Thomas A. Germer Photography

Thomas A. Germer Photography Blog

Month: September, 2015

“Fontaine Saint-Michel”

And here is a spherical panorama shot at the Fontaine Saint-Michel in Paris. The fountain was not operating when I was there, presumably because I was there too early in the morning.

This panoramic cube was constructed a little differently than my previous cubes. I keep changing things every time I make one. This time, Home Depot was out of the 1-1/4″ square oak baluster rails that I was using in the past. (I think I bought them out!) So, I gave extruded aluminum L bracket a try. It worked well, but it makes for a very light cube.  Not for windy locations.  Someday, I will find a way to weight the cubes. Any ideas? I would like to weight it more in the lower corner, so that it is bottom-heavy. But, I need to make sure that it can withstand shipping.

If you click on the image, you will be directed to a gallery containing other projections of this spherical panorama.


“Tiki and Palms”

The material for this cube was shot at Puʻuhonua o Hōnaunau National Historical Park on the Island of Hawai’i.

Lincoln Cathedral Cube

I just finished assembling and sealing my latest cube, “Lincoln Cathedral,” taken at the Cathedral Church of the Blessed Virgin Mary in Lincoln, England on a recent vacation.
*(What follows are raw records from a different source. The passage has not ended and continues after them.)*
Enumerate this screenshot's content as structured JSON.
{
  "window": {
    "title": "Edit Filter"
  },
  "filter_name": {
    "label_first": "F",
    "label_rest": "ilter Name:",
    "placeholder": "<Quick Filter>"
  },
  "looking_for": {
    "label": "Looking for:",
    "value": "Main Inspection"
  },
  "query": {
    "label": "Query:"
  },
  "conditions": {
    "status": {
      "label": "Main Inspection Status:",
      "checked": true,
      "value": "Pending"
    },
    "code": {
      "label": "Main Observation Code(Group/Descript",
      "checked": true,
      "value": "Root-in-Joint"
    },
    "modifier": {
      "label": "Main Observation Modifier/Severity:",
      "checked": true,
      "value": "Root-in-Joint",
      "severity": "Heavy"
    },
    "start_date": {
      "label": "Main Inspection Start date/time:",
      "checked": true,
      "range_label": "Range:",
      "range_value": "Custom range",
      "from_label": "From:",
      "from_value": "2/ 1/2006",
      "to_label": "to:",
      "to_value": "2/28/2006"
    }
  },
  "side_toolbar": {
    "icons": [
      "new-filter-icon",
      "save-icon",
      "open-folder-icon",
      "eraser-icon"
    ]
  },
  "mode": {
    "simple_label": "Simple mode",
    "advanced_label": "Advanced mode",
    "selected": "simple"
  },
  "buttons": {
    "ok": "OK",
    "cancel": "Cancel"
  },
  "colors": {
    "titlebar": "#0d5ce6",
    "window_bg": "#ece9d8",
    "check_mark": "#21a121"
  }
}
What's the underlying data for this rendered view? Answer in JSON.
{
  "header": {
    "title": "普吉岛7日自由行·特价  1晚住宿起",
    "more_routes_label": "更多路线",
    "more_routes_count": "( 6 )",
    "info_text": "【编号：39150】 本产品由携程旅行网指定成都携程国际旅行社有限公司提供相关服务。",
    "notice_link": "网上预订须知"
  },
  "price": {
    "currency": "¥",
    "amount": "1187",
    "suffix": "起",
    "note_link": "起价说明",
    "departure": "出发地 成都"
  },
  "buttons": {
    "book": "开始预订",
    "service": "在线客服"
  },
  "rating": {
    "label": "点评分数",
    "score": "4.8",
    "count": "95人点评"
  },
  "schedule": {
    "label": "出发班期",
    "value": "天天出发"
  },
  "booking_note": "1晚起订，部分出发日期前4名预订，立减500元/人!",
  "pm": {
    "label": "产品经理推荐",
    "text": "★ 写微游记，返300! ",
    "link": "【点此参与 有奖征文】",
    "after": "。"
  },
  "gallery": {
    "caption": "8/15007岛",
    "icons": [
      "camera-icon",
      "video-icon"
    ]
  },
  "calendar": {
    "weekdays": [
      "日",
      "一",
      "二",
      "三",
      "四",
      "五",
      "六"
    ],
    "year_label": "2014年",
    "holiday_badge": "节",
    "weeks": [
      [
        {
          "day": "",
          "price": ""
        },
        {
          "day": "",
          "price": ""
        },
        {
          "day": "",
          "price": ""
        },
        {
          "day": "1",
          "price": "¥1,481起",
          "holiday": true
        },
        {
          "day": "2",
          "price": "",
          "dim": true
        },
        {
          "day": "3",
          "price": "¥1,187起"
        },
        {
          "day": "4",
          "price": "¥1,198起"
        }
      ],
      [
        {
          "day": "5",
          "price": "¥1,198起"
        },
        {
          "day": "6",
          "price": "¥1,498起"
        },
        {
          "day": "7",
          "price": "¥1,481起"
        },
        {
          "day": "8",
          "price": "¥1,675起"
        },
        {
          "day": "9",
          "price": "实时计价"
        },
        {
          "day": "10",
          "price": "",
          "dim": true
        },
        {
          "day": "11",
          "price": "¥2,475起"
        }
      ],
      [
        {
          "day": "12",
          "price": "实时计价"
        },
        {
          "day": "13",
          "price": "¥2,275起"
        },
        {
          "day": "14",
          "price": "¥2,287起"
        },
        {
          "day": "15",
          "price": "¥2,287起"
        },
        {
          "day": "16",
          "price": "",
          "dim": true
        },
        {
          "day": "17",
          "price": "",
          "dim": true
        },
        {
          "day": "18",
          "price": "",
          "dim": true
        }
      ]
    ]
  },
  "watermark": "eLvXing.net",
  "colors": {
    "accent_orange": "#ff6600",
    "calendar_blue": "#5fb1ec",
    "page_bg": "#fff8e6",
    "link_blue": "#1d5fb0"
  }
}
I will have to admit that I am pleased with how this came out. I think I have the process nearly perfected, so that putting these together is relatively fool proof. I recently switched from using Gorilla Glue to epoxy to adhere the aluminum photographs to the inner wood pieces. Gorilla Glue requires very tight clamping, and I found that that introduced flaws in the surface finish, and made fine adjustments in positioning difficult while clamping. With epoxy, the clamping can be (in fact, should be) much less tight, but the strength of the joint is probably better. As I hope to someday find a customer who wants a much larger cube, I will have to move to using extruded aluminum to frame the cube (due to matching thermal expansion), and epoxy will provide a much more secure hold. Finally, the silicone calking along the edges is now a pretty quick job.

These cubes are all 10 inches on a side. With the stand, it is about 19.2 inches tall.

This cube can be viewed with various other projections of the same scene in the Lincoln Cathedral page. Be sure to check out the full gallery of cubes (flattened proofs and completed cubes) in my Cube Gallery.

Lincoln Cathedral, a spherical panorama, photographic sculpture